For example: What is a liberal, Protestant, book-loving, used-to-be-vegetarian supposed to do when her Republican, Catholic, pretends-he-never-reads (but owns a copy of Edmund Burke: A Genius Reconsidered) meat-lover boyfriend comes to town, especially when the stark winter winds are burnishing the east central Illinois prairie, skinning you as they blow?
The options are few:
- Get movies out of the library. Free, but he may boycott if I suggest Dreamgirls or Raise the Red Lantern ever again.
- Go to my Student Union’s LGBT fundraiser, the Drag Ball. Suggest I go as a man cross-dressing as a female and he goes as a woman cross-dressing as a man. (Then again, maybe not …)
- Go to the local coffee shop and do work — reading for quals, drafting conference papers, or grading, grading, grading — while he makes small talk with the natives.
- Take him to my church. (“I’ve just discovered they’re Calvinists!”)

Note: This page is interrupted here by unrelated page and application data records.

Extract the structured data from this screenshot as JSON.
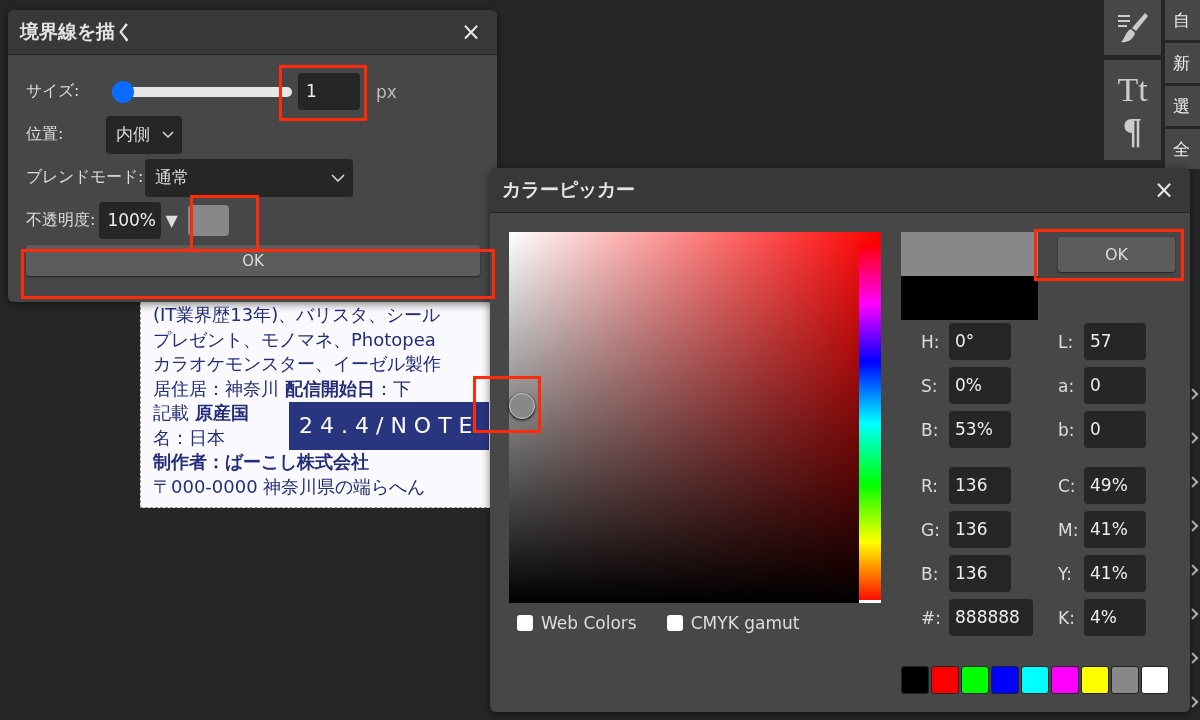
{
  "stroke_dialog": {
    "title": "境界線を描く",
    "close": "×",
    "size": {
      "label": "サイズ:",
      "level": 0,
      "value": "1",
      "unit": "px"
    },
    "position": {
      "label": "位置:",
      "value": "内側"
    },
    "blend_mode": {
      "label": "ブレンドモード:",
      "value": "通常"
    },
    "opacity": {
      "label": "不透明度:",
      "value": "100%",
      "arrow": "▼",
      "color": "#888888"
    },
    "ok": "OK"
  },
  "document": {
    "lines": [
      "(IT業界歴13年)、バリスタ、シール",
      "プレゼント、モノマネ、Photopea",
      "カラオケモンスター、イーゼル製作",
      "居住居：神奈川 **配信開始日**：下",
      "記載 **原産国**",
      "名：日本",
      "**制作者：ばーこし株式会社**",
      "〒000-0000 神奈川県の端らへん"
    ],
    "banner": "24.4/NOTE"
  },
  "color_picker": {
    "title": "カラーピッカー",
    "close": "×",
    "previews": [
      {
        "color": "#888888"
      },
      {
        "color": "#000000"
      }
    ],
    "ok": "OK",
    "hue_slider": {
      "level": 0
    },
    "fields_left": [
      {
        "label": "H:",
        "value": "0°"
      },
      {
        "label": "S:",
        "value": "0%"
      },
      {
        "label": "B:",
        "value": "53%"
      },
      {
        "label": "R:",
        "value": "136"
      },
      {
        "label": "G:",
        "value": "136"
      },
      {
        "label": "B:",
        "value": "136"
      },
      {
        "label": "#:",
        "value": "888888"
      }
    ],
    "fields_right": [
      {
        "label": "L:",
        "value": "57"
      },
      {
        "label": "a:",
        "value": "0"
      },
      {
        "label": "b:",
        "value": "0"
      },
      {
        "label": "C:",
        "value": "49%"
      },
      {
        "label": "M:",
        "value": "41%"
      },
      {
        "label": "Y:",
        "value": "41%"
      },
      {
        "label": "K:",
        "value": "4%"
      }
    ],
    "options": [
      {
        "label": "Web Colors",
        "checked": false
      },
      {
        "label": "CMYK gamut",
        "checked": false
      }
    ],
    "swatches": [
      {
        "color": "#000000"
      },
      {
        "color": "#ff0000"
      },
      {
        "color": "#00ff00"
      },
      {
        "color": "#0000ff"
      },
      {
        "color": "#00ffff"
      },
      {
        "color": "#ff00ff"
      },
      {
        "color": "#ffff00"
      },
      {
        "color": "#888888"
      },
      {
        "color": "#ffffff"
      }
    ]
  },
  "right_panel": {
    "tools": [
      "Tt",
      "¶"
    ],
    "menu_items": [
      "自",
      "新",
      "選",
      "全"
    ]
  }
}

- Visit one of the two local Wal-Marts so he can see first-hand where next year’s Christmas present is coming from.
It’s a little easier when I visit him, as my family lives less than an hour away and a few of my friends are in the area, but it’s still tricky to be shifting back and forth. I was convinced in the beginning that we couldn’t possibly make it work; how could it, with both of us coming from entirely different worlds?
My friend Jen is the one who told me I was in love. It was summer, and I was at James’s house, looking at his sad, overgrown backyard. I would have argued at the time that it was my mother’s sense of propriety in me that led me to volunteer to weed and mulch his shrub beds, yanking up unruly maple saplings, but Jen said otherwise.

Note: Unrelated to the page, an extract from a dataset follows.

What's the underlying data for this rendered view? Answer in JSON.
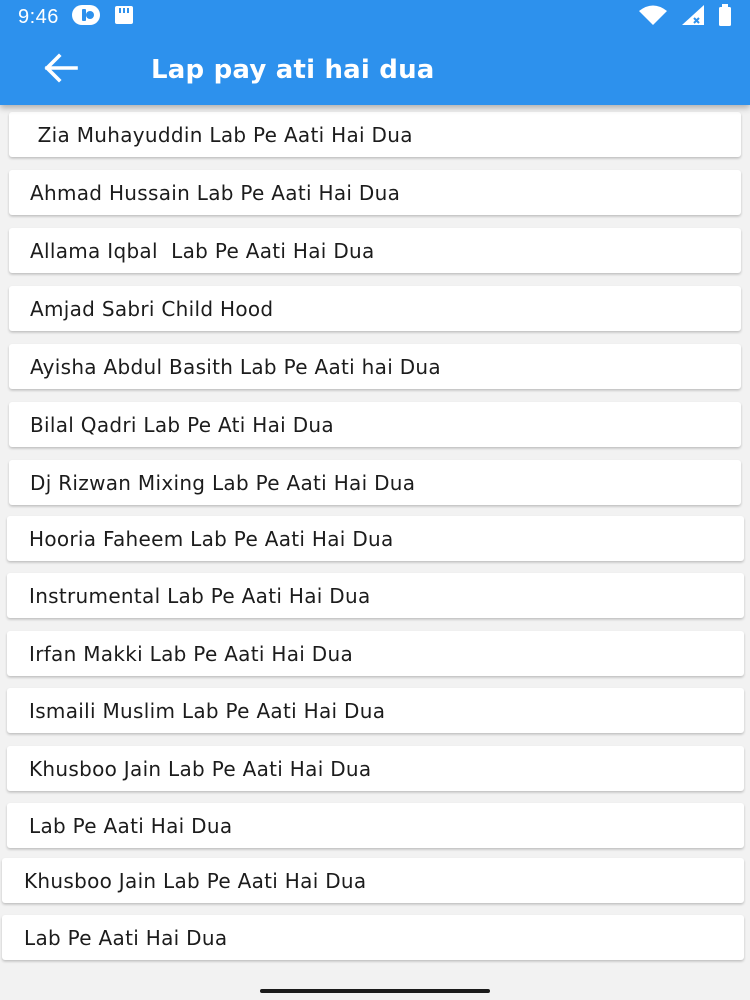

“You? Doing yard work?” She seemed to think this was hilarious, and laughed for a good five minutes. Rough. All this because in high school “we” painted my bathroom, which means she painted and I talked while holding a brush, and in middle school, “we” planted flowers in her parents’ front yard, which means she had the trowel and the dirty fingernails while I talked and held the tulip bulbs. “This must be true love.”
And so last June James and I went off to Home Depot for the first time together to get mulch for his back yard — but not until after he looked at lawnmowers and struck up a conversation with the Home Depot guy about how electric ones are terrible and don’t have enough power and, by the way, what’s his theory on the best way to keep the cutting blade sharp?
A few months ago James sent me a video clip of a couple who had their wedding in the garden department of a Wal-Mart. They’d apparently worked, met, and fell in love there. I was back in Illinois, missing him; James was in Maryland, teasing me over the phone that Wal-Mart would be a perfect place for a wedding.
“Yeah, right,” I said. But then I thought about it — about those stacks of mulch we stood beside while debating what color he should get for his shrub beds, me secretly hoping he’d say black or red, not brown, brown would clash terribly with his brick house; about how wonderful it was that day, for both of us to be there together, doing something so seemingly normal and unimportant, but what we rarely get to do together — running pointless errands on ordinary days.
And then I thought about it some more: the smell of pansies and orchids and seedling tomatoes in those plastic containers, still damp from the last watering, set on wooden pallets; how my father could weave me through the young, and under the arch of hanging baskets by the front outdoor register before we passed the plastic pond-basin for sale with spitting frog fountain and resin lily pad, with our friends and family lined up along rows of 4-in-1 apple and Tree Town willow, and it seemed … nice. Very nice, in fact.
“Definitely not Wal-Mart,” I said, “But there’s always The Home Depot.”